Sometimes art is not the thing itself, but is something else entirely, something born from a space that is not the thing, but stands in relationship with the thing and by so doing creates a new thing unto itself. I spent Sunday pondering this question at the Hirshhorn, there to experience two exhibits, Robert Irwin and Linn Meyers. Both exhibits used the museum walls, each in their own unique way, to create art from the relationship between the thing and the wall.
Before long, I found myself thinking about Count Basie. As he grew older and his manual dexterity lessened, Basie found music in the space between the notes. I found myself thinking about Henri Matisse, similarly challenged in old age and turning to cut-outs to create art.
It was a short hop from there to the notion of negative space in literature, about the story that lurks between the words, about stories that are found when things are cut out of the story. I’m currently reading a wonderful book by Gordon McAlpine, Woman with a Blue Pencil which explores the question of stories that lurk between the words, stories that are found in the deleted characters.
There was a lesson to be learned here, but it was all just a little bit too much for my aching cranium. I was feeling a bit dizzy, my moorings set adrift. I felt like Humphrey Bogart and Katherine Hepburn on the African Queen, stuck in the mud flats, just a few yards from the main channel of the Ubangi River, but unaware of its existence.

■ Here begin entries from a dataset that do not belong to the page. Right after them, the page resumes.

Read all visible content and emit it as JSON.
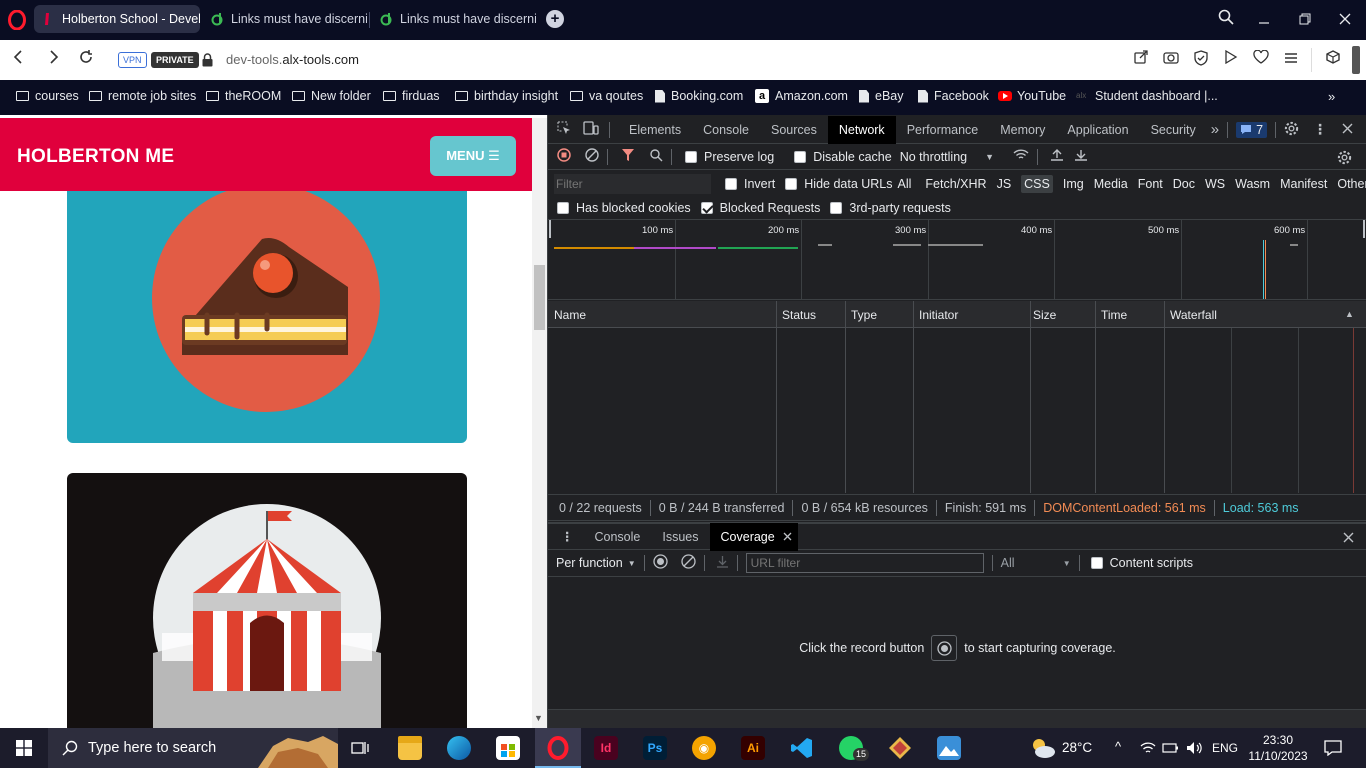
{
  "tabs": [
    {
      "title": "Holberton School - Devel"
    },
    {
      "title": "Links must have discernib"
    },
    {
      "title": "Links must have discernib"
    }
  ],
  "address": {
    "vpn": "VPN",
    "private": "PRIVATE",
    "url_prefix": "dev-tools.",
    "url_domain": "alx-tools.com"
  },
  "bookmarks": [
    {
      "label": "courses",
      "icon": "folder-icon"
    },
    {
      "label": "remote job sites",
      "icon": "folder-icon"
    },
    {
      "label": "theROOM",
      "icon": "folder-icon"
    },
    {
      "label": "New folder",
      "icon": "folder-icon"
    },
    {
      "label": "firduas",
      "icon": "folder-icon"
    },
    {
      "label": "birthday insight",
      "icon": "folder-icon"
    },
    {
      "label": "va qoutes",
      "icon": "folder-icon"
    },
    {
      "label": "Booking.com",
      "icon": "page-icon"
    },
    {
      "label": "Amazon.com",
      "icon": "amazon-icon"
    },
    {
      "label": "eBay",
      "icon": "page-icon"
    },
    {
      "label": "Facebook",
      "icon": "page-icon"
    },
    {
      "label": "YouTube",
      "icon": "youtube-icon"
    },
    {
      "label": "Student dashboard |...",
      "icon": "alx-icon"
    }
  ],
  "site": {
    "brand": "HOLBERTON ME",
    "menu_label": "MENU ☰"
  },
  "devtools": {
    "tabs": [
      "Elements",
      "Console",
      "Sources",
      "Network",
      "Performance",
      "Memory",
      "Application",
      "Security"
    ],
    "active_tab": "Network",
    "issues_count": "7",
    "toolbar": {
      "preserve_log": "Preserve log",
      "disable_cache": "Disable cache",
      "throttling": "No throttling"
    },
    "filter": {
      "placeholder": "Filter",
      "invert": "Invert",
      "hide_data_urls": "Hide data URLs",
      "types": [
        "All",
        "Fetch/XHR",
        "JS",
        "CSS",
        "Img",
        "Media",
        "Font",
        "Doc",
        "WS",
        "Wasm",
        "Manifest",
        "Other"
      ],
      "selected_type": "CSS",
      "has_blocked_cookies": "Has blocked cookies",
      "blocked_requests": "Blocked Requests",
      "third_party": "3rd-party requests"
    },
    "timeline_ticks": [
      "100 ms",
      "200 ms",
      "300 ms",
      "400 ms",
      "500 ms",
      "600 ms"
    ],
    "columns": [
      "Name",
      "Status",
      "Type",
      "Initiator",
      "Size",
      "Time",
      "Waterfall"
    ],
    "status_bar": {
      "requests": "0 / 22 requests",
      "transferred": "0 B / 244 B transferred",
      "resources": "0 B / 654 kB resources",
      "finish": "Finish: 591 ms",
      "dom_loaded": "DOMContentLoaded: 561 ms",
      "load": "Load: 563 ms"
    },
    "drawer_tabs": [
      "Console",
      "Issues",
      "Coverage"
    ],
    "drawer_active": "Coverage",
    "coverage": {
      "mode": "Per function",
      "url_placeholder": "URL filter",
      "type": "All",
      "content_scripts": "Content scripts",
      "hint_before": "Click the record button",
      "hint_after": "to start capturing coverage."
    },
    "colors": {
      "dom_loaded": "#f28b54",
      "load": "#4ecbd9"
    }
  },
  "taskbar": {
    "search_placeholder": "Type here to search",
    "weather": "28°C",
    "language": "ENG",
    "time": "23:30",
    "date": "11/10/2023",
    "whatsapp_badge": "15"
  }
}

I went down into the basement of the Hirshhorn, and sat down on the floor, hoping to find my rational self. I sat there, but sanity eluded me.